Michael Tippett’s first opera The Midsummer Marriage is so great that one can afford to admit that it isn’t perfect. He tries to do too many things in it, and so despite its considerable length — three full hours of music in the Royal Opera’s revival of the 1996 production — there is a sense

Thrilled by Ibsen

Since taking on this job four years ago, I’ve reviewed 289 plays of which, perhaps, 50 have been worth seeing. Of these, only about ten have been truly outstanding and, of these, only five as close to perfection as it’s possible to get in the theatre. Pillars of the Community, a full-scale production of one

Timeless grace

Some dance works age, some don’t. Yet it is difficult to pinpoint the factors that bestow immortality on something as ephemeral as ballet. In the case of Kenneth MacMillan’s Manon, however, timelessness stems mainly, though not exclusively, from a masterly woven dramatic layout; it is through the possibility of diverse interpretative readings that the ballet

Getting to know Powell
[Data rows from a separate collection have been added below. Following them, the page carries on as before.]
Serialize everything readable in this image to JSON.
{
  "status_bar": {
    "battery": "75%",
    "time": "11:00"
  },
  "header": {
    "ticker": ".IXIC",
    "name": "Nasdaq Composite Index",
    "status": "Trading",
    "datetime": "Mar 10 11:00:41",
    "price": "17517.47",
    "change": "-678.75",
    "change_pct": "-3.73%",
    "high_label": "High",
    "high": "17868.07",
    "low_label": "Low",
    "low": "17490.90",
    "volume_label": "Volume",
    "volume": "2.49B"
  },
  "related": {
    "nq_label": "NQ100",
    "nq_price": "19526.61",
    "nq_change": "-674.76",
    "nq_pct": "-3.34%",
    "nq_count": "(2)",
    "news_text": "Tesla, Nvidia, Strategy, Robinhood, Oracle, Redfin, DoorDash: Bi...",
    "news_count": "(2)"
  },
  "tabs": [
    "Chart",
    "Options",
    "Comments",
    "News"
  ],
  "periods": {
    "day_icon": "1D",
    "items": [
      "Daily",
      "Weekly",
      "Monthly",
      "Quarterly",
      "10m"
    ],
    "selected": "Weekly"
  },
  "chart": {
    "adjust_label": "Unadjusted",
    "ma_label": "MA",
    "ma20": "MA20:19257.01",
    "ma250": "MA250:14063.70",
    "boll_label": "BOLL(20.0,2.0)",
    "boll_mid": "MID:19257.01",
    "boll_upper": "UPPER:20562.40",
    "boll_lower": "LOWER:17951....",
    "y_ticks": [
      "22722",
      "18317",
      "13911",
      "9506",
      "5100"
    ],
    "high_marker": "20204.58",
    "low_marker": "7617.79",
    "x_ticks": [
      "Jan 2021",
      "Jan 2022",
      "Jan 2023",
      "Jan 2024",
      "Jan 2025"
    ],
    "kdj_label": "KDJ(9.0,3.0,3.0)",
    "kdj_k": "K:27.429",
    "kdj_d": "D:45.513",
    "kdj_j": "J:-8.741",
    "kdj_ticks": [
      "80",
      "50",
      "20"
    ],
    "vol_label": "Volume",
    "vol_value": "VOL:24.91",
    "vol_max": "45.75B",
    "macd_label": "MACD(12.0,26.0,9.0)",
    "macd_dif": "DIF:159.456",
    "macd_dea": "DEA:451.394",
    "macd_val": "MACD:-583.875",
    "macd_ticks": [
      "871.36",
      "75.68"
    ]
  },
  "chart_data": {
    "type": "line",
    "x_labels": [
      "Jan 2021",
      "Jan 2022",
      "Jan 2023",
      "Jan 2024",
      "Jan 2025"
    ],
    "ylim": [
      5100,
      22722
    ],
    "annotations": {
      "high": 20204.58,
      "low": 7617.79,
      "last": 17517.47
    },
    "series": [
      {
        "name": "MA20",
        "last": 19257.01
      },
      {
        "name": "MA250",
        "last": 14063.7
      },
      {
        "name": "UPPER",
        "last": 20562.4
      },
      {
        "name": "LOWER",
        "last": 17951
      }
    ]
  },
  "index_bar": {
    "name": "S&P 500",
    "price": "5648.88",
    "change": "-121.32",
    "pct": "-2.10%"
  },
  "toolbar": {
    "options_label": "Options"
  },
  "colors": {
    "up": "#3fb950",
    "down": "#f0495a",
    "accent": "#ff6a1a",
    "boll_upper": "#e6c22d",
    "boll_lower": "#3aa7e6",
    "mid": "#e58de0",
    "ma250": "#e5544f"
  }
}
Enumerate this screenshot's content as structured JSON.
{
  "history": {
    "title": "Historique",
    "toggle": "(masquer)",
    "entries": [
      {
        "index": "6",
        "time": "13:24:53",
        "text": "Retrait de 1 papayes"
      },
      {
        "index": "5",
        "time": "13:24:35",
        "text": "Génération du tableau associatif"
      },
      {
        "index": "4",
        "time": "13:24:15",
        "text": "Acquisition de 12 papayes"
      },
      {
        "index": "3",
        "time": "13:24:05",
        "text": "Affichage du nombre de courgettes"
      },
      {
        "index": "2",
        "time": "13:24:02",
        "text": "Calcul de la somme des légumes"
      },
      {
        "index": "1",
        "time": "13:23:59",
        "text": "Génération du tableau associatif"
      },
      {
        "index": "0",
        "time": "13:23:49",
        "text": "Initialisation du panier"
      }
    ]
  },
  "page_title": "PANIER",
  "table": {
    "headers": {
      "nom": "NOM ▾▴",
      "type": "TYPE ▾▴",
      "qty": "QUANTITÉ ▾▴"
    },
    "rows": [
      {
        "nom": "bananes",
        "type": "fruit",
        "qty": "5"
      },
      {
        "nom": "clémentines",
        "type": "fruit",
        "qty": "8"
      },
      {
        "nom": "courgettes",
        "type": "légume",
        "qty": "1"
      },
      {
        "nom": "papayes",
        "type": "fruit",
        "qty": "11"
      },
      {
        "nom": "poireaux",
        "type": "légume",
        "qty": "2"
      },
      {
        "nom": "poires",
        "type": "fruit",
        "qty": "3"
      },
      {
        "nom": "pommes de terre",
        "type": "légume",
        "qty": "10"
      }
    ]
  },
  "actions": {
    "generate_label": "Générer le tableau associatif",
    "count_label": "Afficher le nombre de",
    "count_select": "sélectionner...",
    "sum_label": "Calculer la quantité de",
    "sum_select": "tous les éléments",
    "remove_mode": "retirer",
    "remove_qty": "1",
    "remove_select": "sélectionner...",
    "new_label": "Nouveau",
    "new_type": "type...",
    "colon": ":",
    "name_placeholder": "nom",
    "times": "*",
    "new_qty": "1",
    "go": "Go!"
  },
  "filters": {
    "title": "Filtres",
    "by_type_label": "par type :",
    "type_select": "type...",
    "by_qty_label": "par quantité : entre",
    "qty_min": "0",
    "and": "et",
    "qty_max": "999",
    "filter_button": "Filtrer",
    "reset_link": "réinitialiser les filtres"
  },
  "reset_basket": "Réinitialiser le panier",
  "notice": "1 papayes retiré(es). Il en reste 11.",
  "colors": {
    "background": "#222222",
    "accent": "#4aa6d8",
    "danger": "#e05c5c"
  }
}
Most novel-readers will be aware that Anthony Powell’s celebrated roman-fleuve A Dance to the Music of Time is named after and inspired by Poussin’s great painting in the Wallace Collection. As Jeremy Warren, head of collections at the Wallace and this exhibition’s curator, points out: ‘Both novel and picture examine the nature of mortality and
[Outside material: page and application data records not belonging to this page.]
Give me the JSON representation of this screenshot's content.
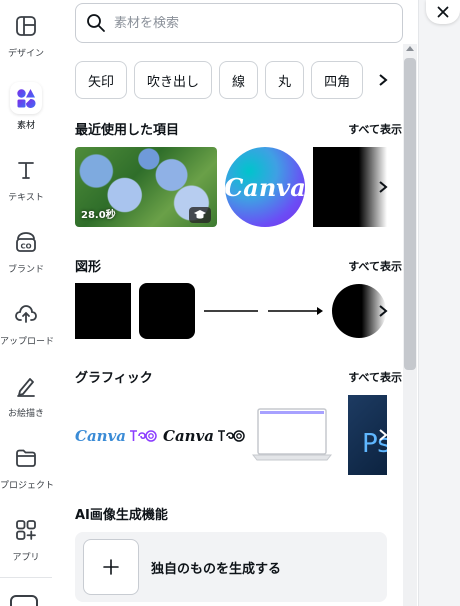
{
  "rail": {
    "items": [
      {
        "label": "デザイン",
        "icon": "layout-icon"
      },
      {
        "label": "素材",
        "icon": "elements-icon"
      },
      {
        "label": "テキスト",
        "icon": "text-icon"
      },
      {
        "label": "ブランド",
        "icon": "brand-icon"
      },
      {
        "label": "アップロード",
        "icon": "upload-icon"
      },
      {
        "label": "お絵描き",
        "icon": "draw-icon"
      },
      {
        "label": "プロジェクト",
        "icon": "folder-icon"
      },
      {
        "label": "アプリ",
        "icon": "apps-icon"
      }
    ],
    "active_index": 1
  },
  "search": {
    "placeholder": "素材を検索"
  },
  "chips": [
    "矢印",
    "吹き出し",
    "線",
    "丸",
    "四角"
  ],
  "recent": {
    "title": "最近使用した項目",
    "see_all": "すべて表示",
    "photo_badge": "28.0秒",
    "canva_logo_text": "Canva"
  },
  "shapes": {
    "title": "図形",
    "see_all": "すべて表示"
  },
  "graphics": {
    "title": "グラフィック",
    "see_all": "すべて表示",
    "item1_text": "Canva",
    "item2_text": "Canva",
    "partial_text": "Ps"
  },
  "ai": {
    "title": "AI画像生成機能",
    "button_label": "独自のものを生成する"
  },
  "colors": {
    "accent": "#8b3dff",
    "canva_teal": "#00c4cc",
    "canva_purple": "#7d2ae8"
  }
}
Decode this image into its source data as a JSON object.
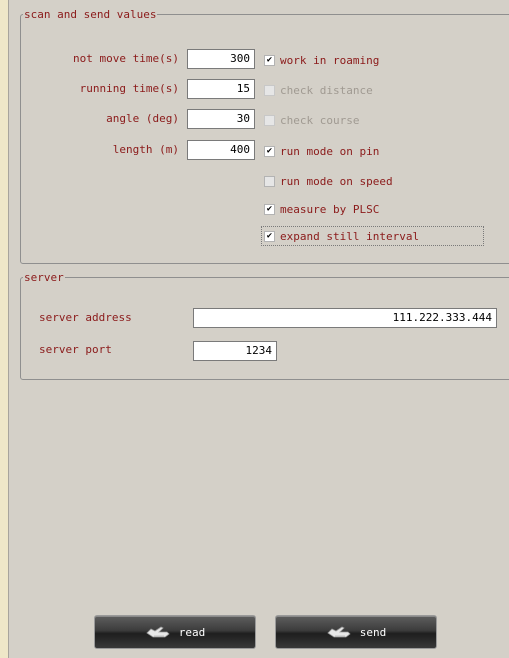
{
  "scan_group": {
    "legend": "scan and send values",
    "fields": [
      {
        "label": "not move time(s)",
        "value": "300"
      },
      {
        "label": "running time(s)",
        "value": "15"
      },
      {
        "label": "angle (deg)",
        "value": "30"
      },
      {
        "label": "length (m)",
        "value": "400"
      }
    ],
    "checkboxes": [
      {
        "label": "work in roaming",
        "checked": true,
        "enabled": true
      },
      {
        "label": "check distance",
        "checked": false,
        "enabled": false
      },
      {
        "label": "check course",
        "checked": false,
        "enabled": false
      },
      {
        "label": "run mode on pin",
        "checked": true,
        "enabled": true
      },
      {
        "label": "run mode on speed",
        "checked": false,
        "enabled": true
      },
      {
        "label": "measure by PLSC",
        "checked": true,
        "enabled": true
      },
      {
        "label": "expand still interval",
        "checked": true,
        "enabled": true
      }
    ]
  },
  "server_group": {
    "legend": "server",
    "address_label": "server address",
    "address_value": "111.222.333.444",
    "port_label": "server port",
    "port_value": "1234"
  },
  "buttons": {
    "read_label": "read",
    "send_label": "send"
  },
  "colors": {
    "label_text": "#8b1a1a",
    "background": "#d4d0c8",
    "button_dark": "#1e1e1e"
  },
  "icons": {
    "check": "checkmark-icon",
    "button": "hand-icon"
  }
}
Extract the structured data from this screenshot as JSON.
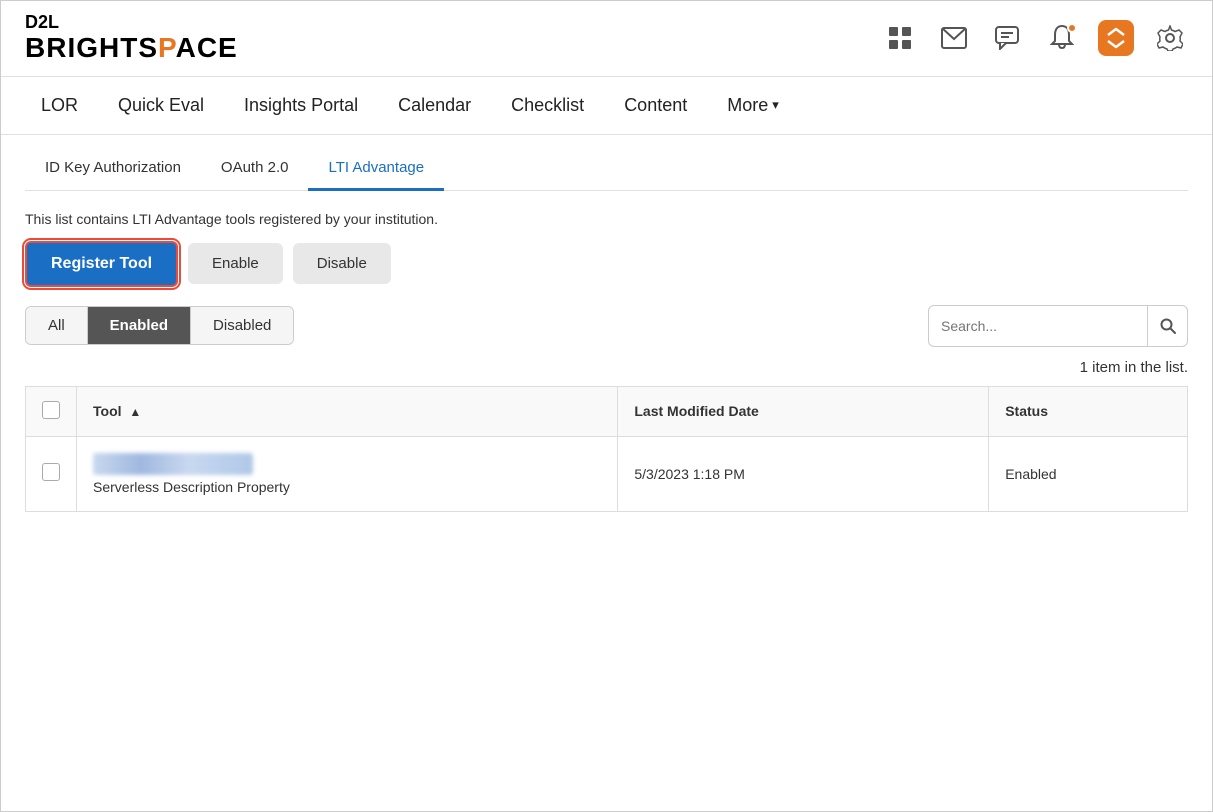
{
  "app": {
    "logo_d2l": "D2L",
    "logo_brightspace_pre": "BRIGHTS",
    "logo_brightspace_accent": "P",
    "logo_brightspace_post": "ACE"
  },
  "header": {
    "icons": [
      {
        "name": "grid-icon",
        "symbol": "⊞",
        "label": "Apps"
      },
      {
        "name": "mail-icon",
        "symbol": "✉",
        "label": "Email"
      },
      {
        "name": "chat-icon",
        "symbol": "💬",
        "label": "Chat"
      },
      {
        "name": "bell-icon",
        "symbol": "🔔",
        "label": "Notifications",
        "has_dot": true
      },
      {
        "name": "switch-icon",
        "symbol": "⇌",
        "label": "Switch",
        "orange": true
      },
      {
        "name": "gear-icon",
        "symbol": "⚙",
        "label": "Settings"
      }
    ]
  },
  "nav": {
    "items": [
      {
        "label": "LOR",
        "active": false
      },
      {
        "label": "Quick Eval",
        "active": false
      },
      {
        "label": "Insights Portal",
        "active": false
      },
      {
        "label": "Calendar",
        "active": false
      },
      {
        "label": "Checklist",
        "active": false
      },
      {
        "label": "Content",
        "active": false
      },
      {
        "label": "More",
        "active": false,
        "has_chevron": true
      }
    ]
  },
  "tabs": {
    "items": [
      {
        "label": "ID Key Authorization",
        "active": false
      },
      {
        "label": "OAuth 2.0",
        "active": false
      },
      {
        "label": "LTI Advantage",
        "active": true
      }
    ]
  },
  "main": {
    "description": "This list contains LTI Advantage tools registered by your institution.",
    "buttons": {
      "register": "Register Tool",
      "enable": "Enable",
      "disable": "Disable"
    },
    "filter_tabs": [
      {
        "label": "All",
        "active": false
      },
      {
        "label": "Enabled",
        "active": true
      },
      {
        "label": "Disabled",
        "active": false
      }
    ],
    "search": {
      "placeholder": "Search..."
    },
    "item_count": "1 item in the list.",
    "table": {
      "columns": [
        {
          "label": "",
          "type": "checkbox"
        },
        {
          "label": "Tool",
          "sortable": true
        },
        {
          "label": "Last Modified Date"
        },
        {
          "label": "Status"
        }
      ],
      "rows": [
        {
          "tool_name": "Serverless Description Property",
          "last_modified": "5/3/2023 1:18 PM",
          "status": "Enabled"
        }
      ]
    }
  }
}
Norman wisdom

As a child I would stand looking in fascinated horror at the enormous polar bear pinning down an unfortunate seal. Then on to the equally immense tiger ‘shot by King George V’, roaring and prowling in its glass case. Followed by the mummy, donated in 1827 by ‘J. Morrison, London’. Who was J. Morrison of

Playing with Shakespeare

The notion of updating Shakespeare always strikes me as a curious one. For a start it assumes that the audience is stupid. Do we say, ‘I hadn’t realised that Julius Caesar contains universal themes of ambition and betrayal until I saw it set on the floor at the Chicago Board of Trade’? Or, ‘It never